besetting sin

besetting sin

A flaw or shortcoming that someone or something tends to display. I doubt she'll listen to everything you have to say—her lack of patience is her besetting sin.
See also: sin

besetting sin

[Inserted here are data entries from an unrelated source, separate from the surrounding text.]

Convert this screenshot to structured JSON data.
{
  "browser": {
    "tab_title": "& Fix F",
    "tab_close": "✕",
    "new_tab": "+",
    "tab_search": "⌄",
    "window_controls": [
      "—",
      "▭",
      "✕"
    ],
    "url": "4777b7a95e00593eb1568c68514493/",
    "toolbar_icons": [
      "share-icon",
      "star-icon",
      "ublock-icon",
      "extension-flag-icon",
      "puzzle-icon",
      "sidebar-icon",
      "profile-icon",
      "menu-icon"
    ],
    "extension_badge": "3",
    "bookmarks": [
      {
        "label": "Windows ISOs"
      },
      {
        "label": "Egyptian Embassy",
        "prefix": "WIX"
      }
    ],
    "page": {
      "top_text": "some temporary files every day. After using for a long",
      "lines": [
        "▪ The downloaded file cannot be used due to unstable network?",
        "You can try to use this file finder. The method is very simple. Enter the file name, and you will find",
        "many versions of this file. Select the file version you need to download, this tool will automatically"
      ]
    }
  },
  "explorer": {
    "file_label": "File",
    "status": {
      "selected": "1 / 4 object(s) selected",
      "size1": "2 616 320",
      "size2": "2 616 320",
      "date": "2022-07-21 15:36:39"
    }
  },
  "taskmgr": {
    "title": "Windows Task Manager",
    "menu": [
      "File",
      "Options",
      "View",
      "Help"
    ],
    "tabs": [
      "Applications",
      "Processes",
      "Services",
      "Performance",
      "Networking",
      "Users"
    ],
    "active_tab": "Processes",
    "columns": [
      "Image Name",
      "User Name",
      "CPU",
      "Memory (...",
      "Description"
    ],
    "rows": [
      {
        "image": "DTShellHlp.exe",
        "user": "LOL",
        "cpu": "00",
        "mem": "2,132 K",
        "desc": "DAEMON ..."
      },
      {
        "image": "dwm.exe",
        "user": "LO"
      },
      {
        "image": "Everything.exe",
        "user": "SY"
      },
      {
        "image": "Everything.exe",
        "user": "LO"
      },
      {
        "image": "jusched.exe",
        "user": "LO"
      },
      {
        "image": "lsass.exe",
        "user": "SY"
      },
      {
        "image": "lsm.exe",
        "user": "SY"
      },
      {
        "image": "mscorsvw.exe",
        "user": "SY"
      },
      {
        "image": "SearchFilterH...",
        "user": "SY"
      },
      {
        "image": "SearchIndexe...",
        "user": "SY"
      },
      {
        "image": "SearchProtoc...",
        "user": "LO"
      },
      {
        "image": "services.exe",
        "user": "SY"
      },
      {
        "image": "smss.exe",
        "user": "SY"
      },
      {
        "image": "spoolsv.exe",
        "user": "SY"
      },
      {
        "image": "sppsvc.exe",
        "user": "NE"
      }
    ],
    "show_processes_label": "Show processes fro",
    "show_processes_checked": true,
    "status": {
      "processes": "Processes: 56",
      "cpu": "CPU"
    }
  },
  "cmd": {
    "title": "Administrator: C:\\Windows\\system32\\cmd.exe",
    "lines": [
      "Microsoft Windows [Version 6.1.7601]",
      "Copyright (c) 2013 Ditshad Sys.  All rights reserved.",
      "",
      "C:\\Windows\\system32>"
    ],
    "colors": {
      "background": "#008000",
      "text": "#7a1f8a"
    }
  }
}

a fault to which a person or institution is especially prone; a characteristic weakness.
The verb beset literally means ‘surround with hostile intent’, so the image is of a sin besieging or pressing in upon a person.
1974 Donal Scannell Mother Knew Best Mother said vanity was a besetting sin which Amy resented, to say the least of it.
See also: sin
References in classic literature ?
I did not then know the besetting sin of woman, the passion to discuss her private affairs with anyone who is willing to listen.
Manuel had one besetting sin. He loved to play Chinese lottery.
The cursed greed which has been my besetting sin through life has withheld from her the treasure, half at least of which should have been hers.
Querulousness was Claire's besetting sin. Elizabeth was such a pal.
His besetting sin at archery had ever been an undue haste and carelessness.
In the constant effort not to be betrayed into a new phase of the besetting sin of his experience, the pursuit of selfish objects by low and small means, and to hold instead to some high principle of honour and generosity, there might have been a little merit.
His besetting sin gained so fast upon him, however, that it was found impossible to employ him in the situations in which he really was useful to the theatre.
I know he couldn't love a Linton; and yet he'd be quite capable of marrying your fortune and expectations: avarice is growing with him a besetting sin. There's my picture: and I'm his friend - so much so, that had he thought seriously to catch you, I should, perhaps, have held my tongue, and let you fall into his trap.'
But I thought - I implore you to remember the narrow construction which has been my besetting sin - that, in a case where there was so much disparity in point of years -'
These are the five besetting sins of a general, ruinous to the conduct of war.
If he had belonged to the present generation he would, under the circumstances, have fallen into one of the besetting sins of England in these days--the tendency (to borrow an illustration from the stage) to "strike an attitude" in the presence of a social emergency.
But then, Diana, even ministers are human and have their besetting sins just like everybody else.
The other besetting sin of African presidents, unfortunately, is that if they come from the biggest tribe (as they most often do), when they get into deep political trouble their default solution is to fall back on tribal loyalties.
Even more than lackluster design, value engineering is the besetting sin of architecture in the five boroughs, and it produces that sinking feeling that corners were cut, and the cheapest materials were used, to save the most money.
Ennui, Baudelaire once wrote, is the besetting sin of bourgeois society, and all McGavran's characters are decidedly bourgeois, whether they are happy or unhappy.